Calling this a “freeze” on tuition fees in England is a distinctly positive spin on abandoning a policy of increasing fees above £9,250 only put in place this year. If not a U-turn, it’s certainly a Uni-turn.
But it shows how quickly the politics have changed – with rising fees and ballooning debts now a toxic combination for any party wanting to court young voters.
Although billed as a change of direction, universities had already predicted that a fee rise was “dead in the water” because, without a majority, the government had no realistic prospect of pushing it through.
Perhaps more significant is the increase in the earnings threshold for repayments – up from £21,000 to £25,000.
There is also the promise of re-examining interest rates for loans, hiked to 6.1% from this autumn.
But this will be the first time an announced fee rise has had to be ditched.
The question will be whether cancelling an increase will be a bold enough move compared with promises to scrap them altogether.
Martin Lewis, founder of the Money Saving Expert website, welcomed the move, saying increasing the repayment threshold from £21,000 to £25,000 could save many lower and middle earning graduates thousands of pounds.
Writing on his Facebook page, he said “every single graduate earning over £21,000 a year will pay less”.
“And it has a long-term progressive benefit too,” he added.
“As most graduates won’t clear their loans in full before it’s wiped – by reducing what they repay each year, you reduce what they repay in total too.”
However, he said details were still “sketchy” and it was unclear who it would apply to.
The Help to Buy expansion will see £10bn go to another 135,000 buyers in order to help them to own their own home.
The funding will allow recipients to get a mortgage with a deposit of just 5%.
The money can only be put towards the purchase of new-build homes.
The Conservative Party conference runs from Sunday until Wednesday – when Mrs May will be the final speaker in Manchester.
Analysis: The week ahead
By Chris Mason, BBC political correspondent in Manchester
The conference slogan isn’t “anything but Brexit”, but listen to what the party’s high command wants to talk about here in the next few days, and it might as well be.
There is a clear attempt by senior Conservatives here to change the subject; stray beyond the ever present – and divisive – topic of leaving the European Union, and flesh out the government’s domestic political priorities.
Ministers want to be seen to be addressing an Achilles heel for them at the general election – young people, who overwhelmingly rejected them in June.
Hence two policies pitched directly at them: university tuition fees in England, and getting on the property ladder.

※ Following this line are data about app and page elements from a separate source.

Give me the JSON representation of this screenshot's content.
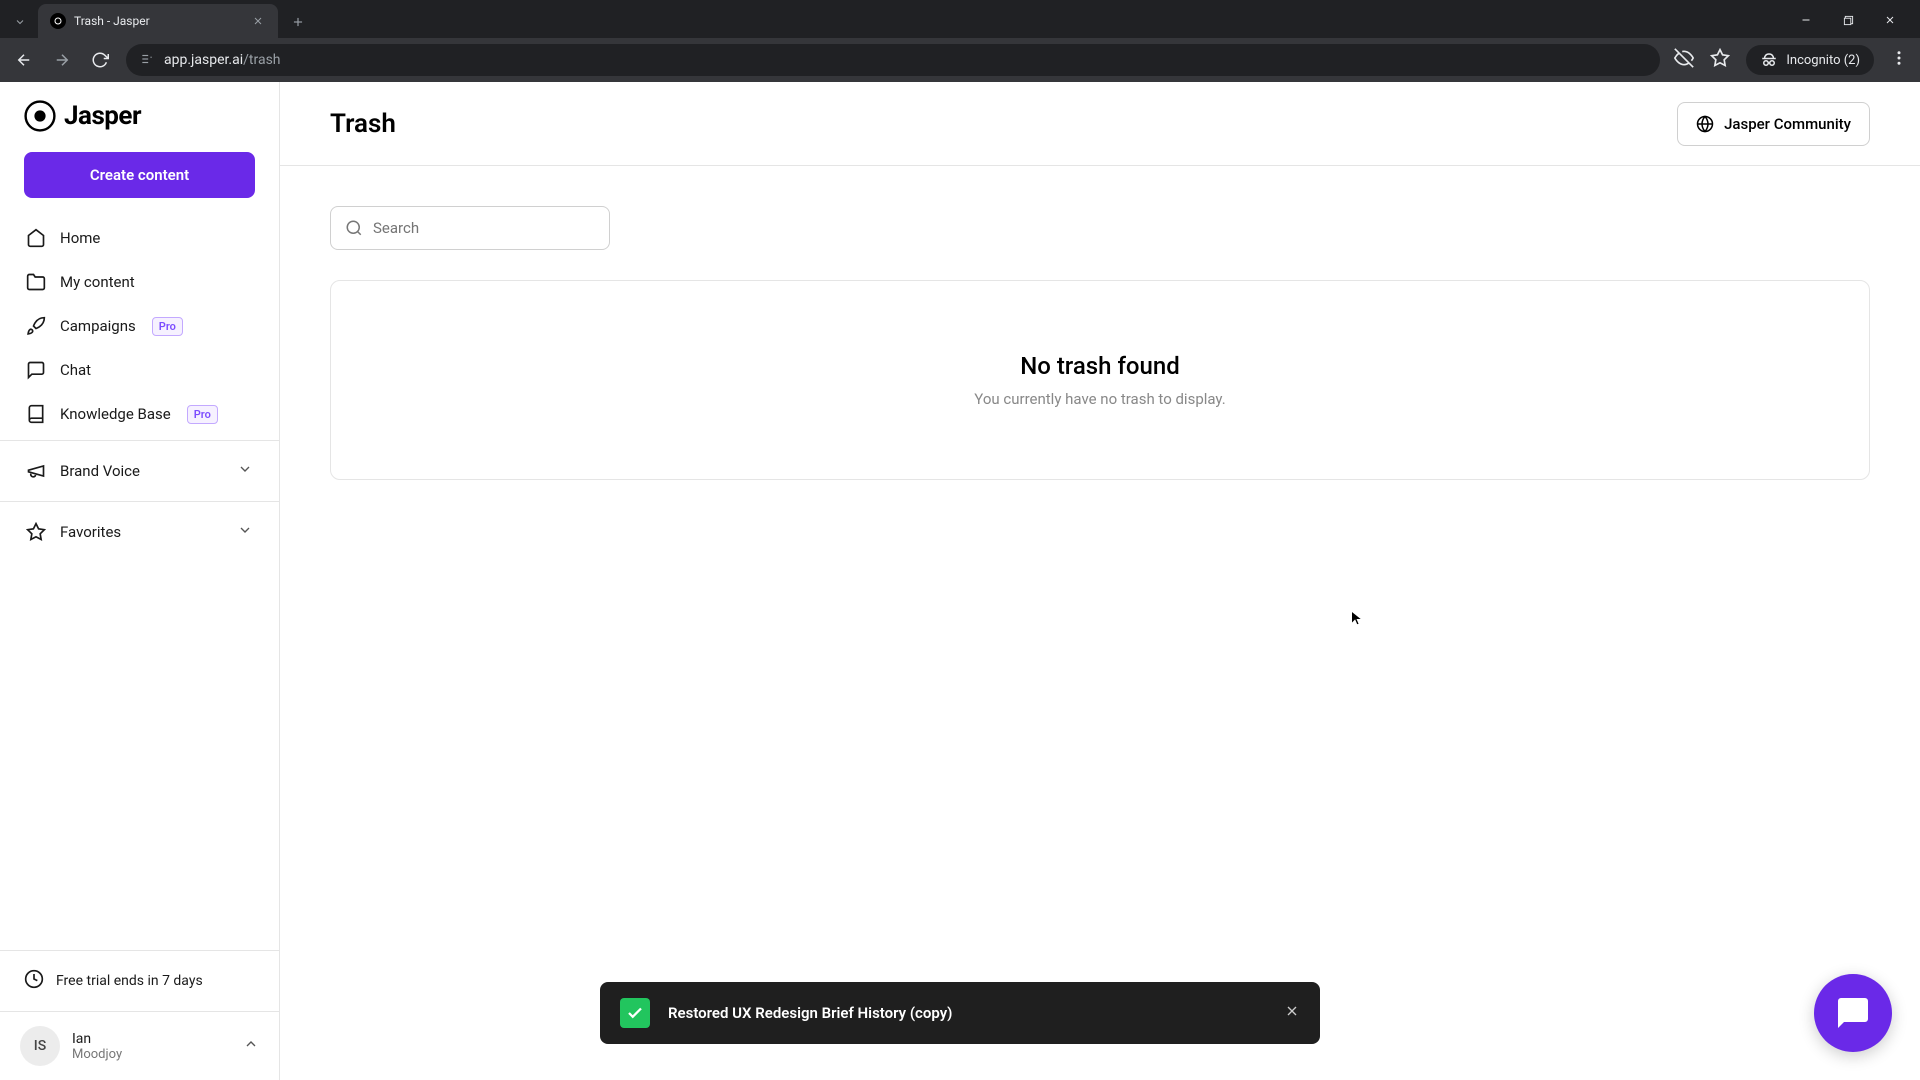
{
  "browser": {
    "tab_title": "Trash - Jasper",
    "url_host": "app.jasper.ai",
    "url_path": "/trash",
    "incognito_label": "Incognito (2)"
  },
  "sidebar": {
    "logo_text": "Jasper",
    "create_label": "Create content",
    "items": [
      {
        "label": "Home"
      },
      {
        "label": "My content"
      },
      {
        "label": "Campaigns",
        "badge": "Pro"
      },
      {
        "label": "Chat"
      },
      {
        "label": "Knowledge Base",
        "badge": "Pro"
      }
    ],
    "brand_voice_label": "Brand Voice",
    "favorites_label": "Favorites",
    "trial_label": "Free trial ends in 7 days",
    "user_initials": "IS",
    "user_name": "Ian",
    "user_org": "Moodjoy"
  },
  "header": {
    "title": "Trash",
    "community_label": "Jasper Community"
  },
  "search": {
    "placeholder": "Search",
    "value": ""
  },
  "empty": {
    "title": "No trash found",
    "subtitle": "You currently have no trash to display."
  },
  "toast": {
    "message": "Restored UX Redesign Brief History (copy)"
  }
}
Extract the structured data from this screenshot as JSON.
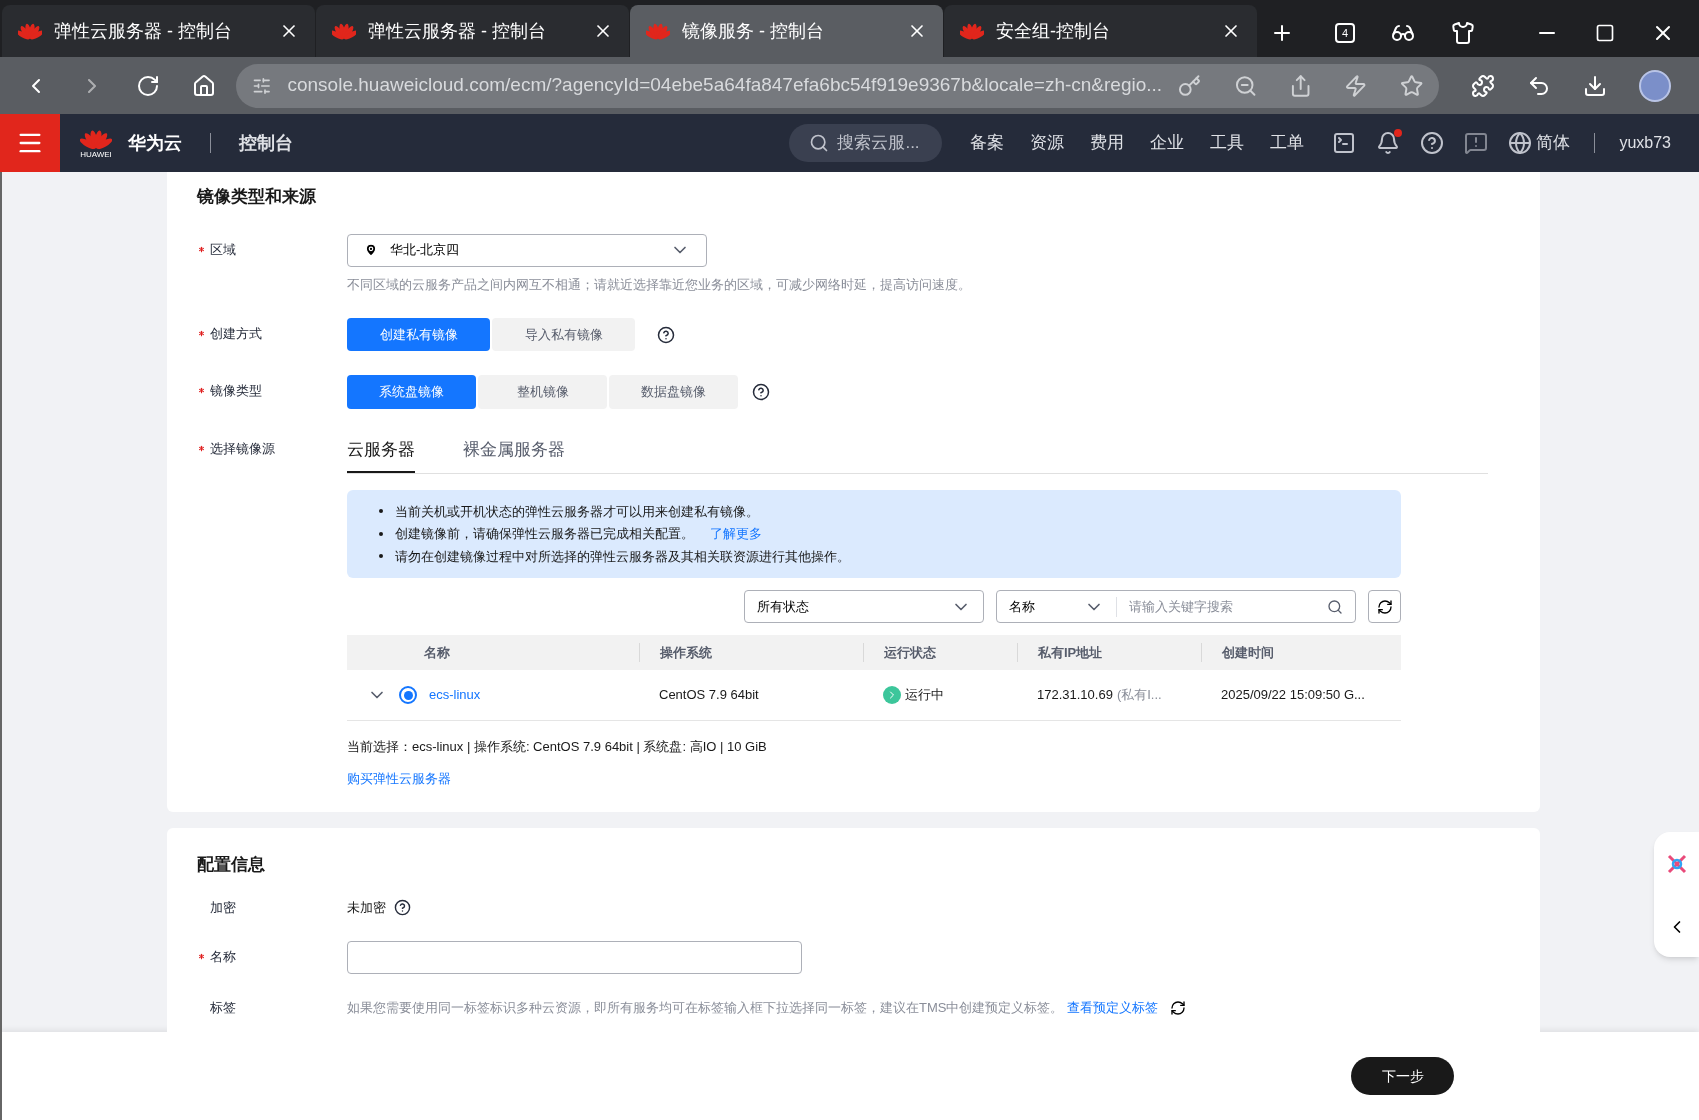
{
  "browser": {
    "tabs": [
      {
        "title": "弹性云服务器 - 控制台",
        "selected": false
      },
      {
        "title": "弹性云服务器 - 控制台",
        "selected": false
      },
      {
        "title": "镜像服务 - 控制台",
        "selected": true
      },
      {
        "title": "安全组-控制台",
        "selected": false
      }
    ],
    "tab_count": "4",
    "url": "console.huaweicloud.com/ecm/?agencyId=04ebe5a64fa847efa6bc54f919e9367b&locale=zh-cn&regio..."
  },
  "topnav": {
    "logo_text": "HUAWEI",
    "brand": "华为云",
    "console": "控制台",
    "search_placeholder": "搜索云服...",
    "links": [
      "备案",
      "资源",
      "费用",
      "企业",
      "工具",
      "工单"
    ],
    "language": "简体",
    "user": "yuxb73"
  },
  "source_section": {
    "title": "镜像类型和来源",
    "region": {
      "label": "区域",
      "required": true,
      "value": "华北-北京四",
      "hint": "不同区域的云服务产品之间内网互不相通；请就近选择靠近您业务的区域，可减少网络时延，提高访问速度。"
    },
    "create_method": {
      "label": "创建方式",
      "required": true,
      "options": [
        {
          "label": "创建私有镜像",
          "selected": true
        },
        {
          "label": "导入私有镜像",
          "selected": false
        }
      ]
    },
    "image_type": {
      "label": "镜像类型",
      "required": true,
      "options": [
        {
          "label": "系统盘镜像",
          "selected": true
        },
        {
          "label": "整机镜像",
          "selected": false
        },
        {
          "label": "数据盘镜像",
          "selected": false
        }
      ]
    },
    "image_source": {
      "label": "选择镜像源",
      "required": true,
      "tabs": [
        {
          "label": "云服务器",
          "selected": true
        },
        {
          "label": "裸金属服务器",
          "selected": false
        }
      ],
      "notices": [
        "当前关机或开机状态的弹性云服务器才可以用来创建私有镜像。",
        "创建镜像前，请确保弹性云服务器已完成相关配置。",
        "请勿在创建镜像过程中对所选择的弹性云服务器及其相关联资源进行其他操作。"
      ],
      "notice_link": "了解更多",
      "status_filter": "所有状态",
      "search_field": "名称",
      "search_placeholder": "请输入关键字搜索",
      "table": {
        "columns": [
          "名称",
          "操作系统",
          "运行状态",
          "私有IP地址",
          "创建时间"
        ],
        "rows": [
          {
            "name": "ecs-linux",
            "selected": true,
            "os": "CentOS 7.9 64bit",
            "status": "运行中",
            "ip": "172.31.10.69",
            "ip_note": "(私有I...",
            "created": "2025/09/22 15:09:50 G..."
          }
        ]
      },
      "current_selection": "当前选择：ecs-linux | 操作系统: CentOS 7.9 64bit | 系统盘: 高IO | 10 GiB",
      "buy_link": "购买弹性云服务器"
    }
  },
  "config_section": {
    "title": "配置信息",
    "encryption": {
      "label": "加密",
      "required": false,
      "value": "未加密"
    },
    "name": {
      "label": "名称",
      "required": true
    },
    "tags": {
      "label": "标签",
      "required": false,
      "hint": "如果您需要使用同一标签标识多种云资源，即所有服务均可在标签输入框下拉选择同一标签，建议在TMS中创建预定义标签。",
      "link": "查看预定义标签"
    }
  },
  "footer": {
    "next_button": "下一步"
  }
}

The political reality, though, is Brexit – the defining political issue of our time – will never be far from the lips of people here.
And neither too will the precarious state of the party and its leader, after the humiliation of going backwards in an election Theresa May called voluntarily.